--- Exercise details ---
Below is the data. Give it again, complete and exact.

--- Given entries ---

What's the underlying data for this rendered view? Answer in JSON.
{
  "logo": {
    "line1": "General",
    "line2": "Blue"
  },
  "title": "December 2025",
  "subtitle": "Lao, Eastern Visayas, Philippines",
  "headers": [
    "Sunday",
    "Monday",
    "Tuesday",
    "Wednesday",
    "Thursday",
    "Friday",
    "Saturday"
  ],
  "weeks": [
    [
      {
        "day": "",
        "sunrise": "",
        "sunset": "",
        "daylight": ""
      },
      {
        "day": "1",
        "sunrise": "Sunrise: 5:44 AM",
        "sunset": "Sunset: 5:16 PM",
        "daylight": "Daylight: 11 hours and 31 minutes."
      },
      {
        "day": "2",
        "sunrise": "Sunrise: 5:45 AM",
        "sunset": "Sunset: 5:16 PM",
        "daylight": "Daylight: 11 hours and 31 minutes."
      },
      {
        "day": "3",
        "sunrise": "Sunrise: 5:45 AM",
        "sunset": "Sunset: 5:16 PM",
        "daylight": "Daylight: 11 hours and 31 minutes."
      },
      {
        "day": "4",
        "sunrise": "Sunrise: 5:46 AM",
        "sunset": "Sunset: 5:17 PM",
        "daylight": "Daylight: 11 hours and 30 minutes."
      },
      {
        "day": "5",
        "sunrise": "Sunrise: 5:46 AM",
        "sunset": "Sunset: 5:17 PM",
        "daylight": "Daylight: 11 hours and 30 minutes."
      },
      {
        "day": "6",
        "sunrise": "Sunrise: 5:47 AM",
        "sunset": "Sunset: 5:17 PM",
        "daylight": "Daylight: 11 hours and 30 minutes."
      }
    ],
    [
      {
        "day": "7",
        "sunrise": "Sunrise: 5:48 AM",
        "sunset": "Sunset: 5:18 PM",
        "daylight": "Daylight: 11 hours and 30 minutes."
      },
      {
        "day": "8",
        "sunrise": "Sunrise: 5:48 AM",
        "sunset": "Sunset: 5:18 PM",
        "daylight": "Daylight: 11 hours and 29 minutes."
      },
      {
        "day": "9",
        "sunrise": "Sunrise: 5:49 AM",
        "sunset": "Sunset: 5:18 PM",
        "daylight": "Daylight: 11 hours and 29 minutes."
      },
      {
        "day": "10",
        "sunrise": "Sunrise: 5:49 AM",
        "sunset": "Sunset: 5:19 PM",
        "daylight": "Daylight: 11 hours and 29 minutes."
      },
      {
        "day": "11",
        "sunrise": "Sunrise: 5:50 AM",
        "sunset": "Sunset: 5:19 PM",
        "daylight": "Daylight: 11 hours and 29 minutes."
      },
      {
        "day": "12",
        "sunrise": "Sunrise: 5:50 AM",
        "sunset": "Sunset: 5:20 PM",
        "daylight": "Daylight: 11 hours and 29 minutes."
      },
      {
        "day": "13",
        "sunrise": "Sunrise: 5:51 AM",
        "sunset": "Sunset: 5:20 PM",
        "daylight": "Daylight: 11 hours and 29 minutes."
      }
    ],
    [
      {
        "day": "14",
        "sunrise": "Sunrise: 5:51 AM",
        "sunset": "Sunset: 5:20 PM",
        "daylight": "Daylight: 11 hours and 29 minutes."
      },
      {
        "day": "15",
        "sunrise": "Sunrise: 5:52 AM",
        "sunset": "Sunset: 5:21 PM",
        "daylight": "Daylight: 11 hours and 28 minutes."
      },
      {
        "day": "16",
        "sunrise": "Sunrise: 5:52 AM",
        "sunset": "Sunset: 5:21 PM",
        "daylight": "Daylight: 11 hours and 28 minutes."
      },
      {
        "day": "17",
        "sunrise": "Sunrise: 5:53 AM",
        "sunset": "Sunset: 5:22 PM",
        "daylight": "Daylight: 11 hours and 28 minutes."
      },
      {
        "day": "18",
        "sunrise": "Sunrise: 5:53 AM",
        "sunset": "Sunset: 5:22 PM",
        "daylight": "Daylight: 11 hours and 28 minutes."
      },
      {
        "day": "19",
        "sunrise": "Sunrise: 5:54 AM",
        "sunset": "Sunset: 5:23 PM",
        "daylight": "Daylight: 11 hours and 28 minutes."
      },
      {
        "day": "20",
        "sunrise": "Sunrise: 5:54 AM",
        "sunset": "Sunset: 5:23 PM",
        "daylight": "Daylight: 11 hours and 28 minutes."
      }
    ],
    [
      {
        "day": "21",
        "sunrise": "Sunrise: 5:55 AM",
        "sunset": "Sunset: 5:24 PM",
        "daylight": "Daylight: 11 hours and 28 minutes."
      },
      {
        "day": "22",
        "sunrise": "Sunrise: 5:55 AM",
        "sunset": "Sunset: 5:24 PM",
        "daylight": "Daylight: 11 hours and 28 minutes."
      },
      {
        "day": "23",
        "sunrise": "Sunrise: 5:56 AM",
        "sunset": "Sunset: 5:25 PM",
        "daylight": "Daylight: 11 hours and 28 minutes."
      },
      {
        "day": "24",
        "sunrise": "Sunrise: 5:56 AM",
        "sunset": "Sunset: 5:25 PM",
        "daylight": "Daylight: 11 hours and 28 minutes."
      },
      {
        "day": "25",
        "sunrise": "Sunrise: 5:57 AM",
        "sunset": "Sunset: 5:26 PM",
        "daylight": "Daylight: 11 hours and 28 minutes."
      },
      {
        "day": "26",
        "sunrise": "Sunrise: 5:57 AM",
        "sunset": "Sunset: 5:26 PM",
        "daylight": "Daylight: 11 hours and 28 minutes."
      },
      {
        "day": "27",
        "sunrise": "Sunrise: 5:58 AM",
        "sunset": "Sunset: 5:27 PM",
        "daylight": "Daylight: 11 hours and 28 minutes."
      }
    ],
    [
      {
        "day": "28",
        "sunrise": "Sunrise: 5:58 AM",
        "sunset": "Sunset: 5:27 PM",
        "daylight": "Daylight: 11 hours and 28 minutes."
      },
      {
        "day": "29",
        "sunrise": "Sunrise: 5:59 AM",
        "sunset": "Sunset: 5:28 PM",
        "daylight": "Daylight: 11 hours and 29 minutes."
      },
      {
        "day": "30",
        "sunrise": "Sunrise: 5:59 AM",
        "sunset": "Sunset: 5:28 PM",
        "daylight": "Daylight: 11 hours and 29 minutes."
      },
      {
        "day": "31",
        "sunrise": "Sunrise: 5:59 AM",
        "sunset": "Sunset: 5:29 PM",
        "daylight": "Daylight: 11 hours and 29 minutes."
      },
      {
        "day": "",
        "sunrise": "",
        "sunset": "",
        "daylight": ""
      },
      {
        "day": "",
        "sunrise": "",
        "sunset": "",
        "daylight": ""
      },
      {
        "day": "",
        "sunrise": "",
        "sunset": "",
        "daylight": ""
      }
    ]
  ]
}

--- Response to the exercise ---
What's the underlying data for this rendered view? Answer in JSON.
{
  "logo": {
    "line1": "General",
    "line2": "Blue"
  },
  "title": "December 2025",
  "subtitle": "Lao, Eastern Visayas, Philippines",
  "headers": [
    "Sunday",
    "Monday",
    "Tuesday",
    "Wednesday",
    "Thursday",
    "Friday",
    "Saturday"
  ],
  "weeks": [
    [
      {
        "day": "",
        "sunrise": "",
        "sunset": "",
        "daylight": ""
      },
      {
        "day": "1",
        "sunrise": "Sunrise: 5:44 AM",
        "sunset": "Sunset: 5:16 PM",
        "daylight": "Daylight: 11 hours and 31 minutes."
      },
      {
        "day": "2",
        "sunrise": "Sunrise: 5:45 AM",
        "sunset": "Sunset: 5:16 PM",
        "daylight": "Daylight: 11 hours and 31 minutes."
      },
      {
        "day": "3",
        "sunrise": "Sunrise: 5:45 AM",
        "sunset": "Sunset: 5:16 PM",
        "daylight": "Daylight: 11 hours and 31 minutes."
      },
      {
        "day": "4",
        "sunrise": "Sunrise: 5:46 AM",
        "sunset": "Sunset: 5:17 PM",
        "daylight": "Daylight: 11 hours and 30 minutes."
      },
      {
        "day": "5",
        "sunrise": "Sunrise: 5:46 AM",
        "sunset": "Sunset: 5:17 PM",
        "daylight": "Daylight: 11 hours and 30 minutes."
      },
      {
        "day": "6",
        "sunrise": "Sunrise: 5:47 AM",
        "sunset": "Sunset: 5:17 PM",
        "daylight": "Daylight: 11 hours and 30 minutes."
      }
    ],
    [
      {
        "day": "7",
        "sunrise": "Sunrise: 5:48 AM",
        "sunset": "Sunset: 5:18 PM",
        "daylight": "Daylight: 11 hours and 30 minutes."
      },
      {
        "day": "8",
        "sunrise": "Sunrise: 5:48 AM",
        "sunset": "Sunset: 5:18 PM",
        "daylight": "Daylight: 11 hours and 29 minutes."
      },
      {
        "day": "9",
        "sunrise": "Sunrise: 5:49 AM",
        "sunset": "Sunset: 5:18 PM",
        "daylight": "Daylight: 11 hours and 29 minutes."
      },
      {
        "day": "10",
        "sunrise": "Sunrise: 5:49 AM",
        "sunset": "Sunset: 5:19 PM",
        "daylight": "Daylight: 11 hours and 29 minutes."
      },
      {
        "day": "11",
        "sunrise": "Sunrise: 5:50 AM",
        "sunset": "Sunset: 5:19 PM",
        "daylight": "Daylight: 11 hours and 29 minutes."
      },
      {
        "day": "12",
        "sunrise": "Sunrise: 5:50 AM",
        "sunset": "Sunset: 5:20 PM",
        "daylight": "Daylight: 11 hours and 29 minutes."
      },
      {
        "day": "13",
        "sunrise": "Sunrise: 5:51 AM",
        "sunset": "Sunset: 5:20 PM",
        "daylight": "Daylight: 11 hours and 29 minutes."
      }
    ],
    [
      {
        "day": "14",
        "sunrise": "Sunrise: 5:51 AM",
        "sunset": "Sunset: 5:20 PM",
        "daylight": "Daylight: 11 hours and 29 minutes."
      },
      {
        "day": "15",
        "sunrise": "Sunrise: 5:52 AM",
        "sunset": "Sunset: 5:21 PM",
        "daylight": "Daylight: 11 hours and 28 minutes."
      },
      {
        "day": "16",
        "sunrise": "Sunrise: 5:52 AM",
        "sunset": "Sunset: 5:21 PM",
        "daylight": "Daylight: 11 hours and 28 minutes."
      },
      {
        "day": "17",
        "sunrise": "Sunrise: 5:53 AM",
        "sunset": "Sunset: 5:22 PM",
        "daylight": "Daylight: 11 hours and 28 minutes."
      },
      {
        "day": "18",
        "sunrise": "Sunrise: 5:53 AM",
        "sunset": "Sunset: 5:22 PM",
        "daylight": "Daylight: 11 hours and 28 minutes."
      },
      {
        "day": "19",
        "sunrise": "Sunrise: 5:54 AM",
        "sunset": "Sunset: 5:23 PM",
        "daylight": "Daylight: 11 hours and 28 minutes."
      },
      {
        "day": "20",
        "sunrise": "Sunrise: 5:54 AM",
        "sunset": "Sunset: 5:23 PM",
        "daylight": "Daylight: 11 hours and 28 minutes."
      }
    ],
    [
      {
        "day": "21",
        "sunrise": "Sunrise: 5:55 AM",
        "sunset": "Sunset: 5:24 PM",
        "daylight": "Daylight: 11 hours and 28 minutes."
      },
      {
        "day": "22",
        "sunrise": "Sunrise: 5:55 AM",
        "sunset": "Sunset: 5:24 PM",
        "daylight": "Daylight: 11 hours and 28 minutes."
      },
      {
        "day": "23",
        "sunrise": "Sunrise: 5:56 AM",
        "sunset": "Sunset: 5:25 PM",
        "daylight": "Daylight: 11 hours and 28 minutes."
      },
      {
        "day": "24",
        "sunrise": "Sunrise: 5:56 AM",
        "sunset": "Sunset: 5:25 PM",
        "daylight": "Daylight: 11 hours and 28 minutes."
      },
      {
        "day": "25",
        "sunrise": "Sunrise: 5:57 AM",
        "sunset": "Sunset: 5:26 PM",
        "daylight": "Daylight: 11 hours and 28 minutes."
      },
      {
        "day": "26",
        "sunrise": "Sunrise: 5:57 AM",
        "sunset": "Sunset: 5:26 PM",
        "daylight": "Daylight: 11 hours and 28 minutes."
      },
      {
        "day": "27",
        "sunrise": "Sunrise: 5:58 AM",
        "sunset": "Sunset: 5:27 PM",
        "daylight": "Daylight: 11 hours and 28 minutes."
      }
    ],
    [
      {
        "day": "28",
        "sunrise": "Sunrise: 5:58 AM",
        "sunset": "Sunset: 5:27 PM",
        "daylight": "Daylight: 11 hours and 28 minutes."
      },
      {
        "day": "29",
        "sunrise": "Sunrise: 5:59 AM",
        "sunset": "Sunset: 5:28 PM",
        "daylight": "Daylight: 11 hours and 29 minutes."
      },
      {
        "day": "30",
        "sunrise": "Sunrise: 5:59 AM",
        "sunset": "Sunset: 5:28 PM",
        "daylight": "Daylight: 11 hours and 29 minutes."
      },
      {
        "day": "31",
        "sunrise": "Sunrise: 5:59 AM",
        "sunset": "Sunset: 5:29 PM",
        "daylight": "Daylight: 11 hours and 29 minutes."
      },
      {
        "day": "",
        "sunrise": "",
        "sunset": "",
        "daylight": ""
      },
      {
        "day": "",
        "sunrise": "",
        "sunset": "",
        "daylight": ""
      },
      {
        "day": "",
        "sunrise": "",
        "sunset": "",
        "daylight": ""
      }
    ]
  ]
}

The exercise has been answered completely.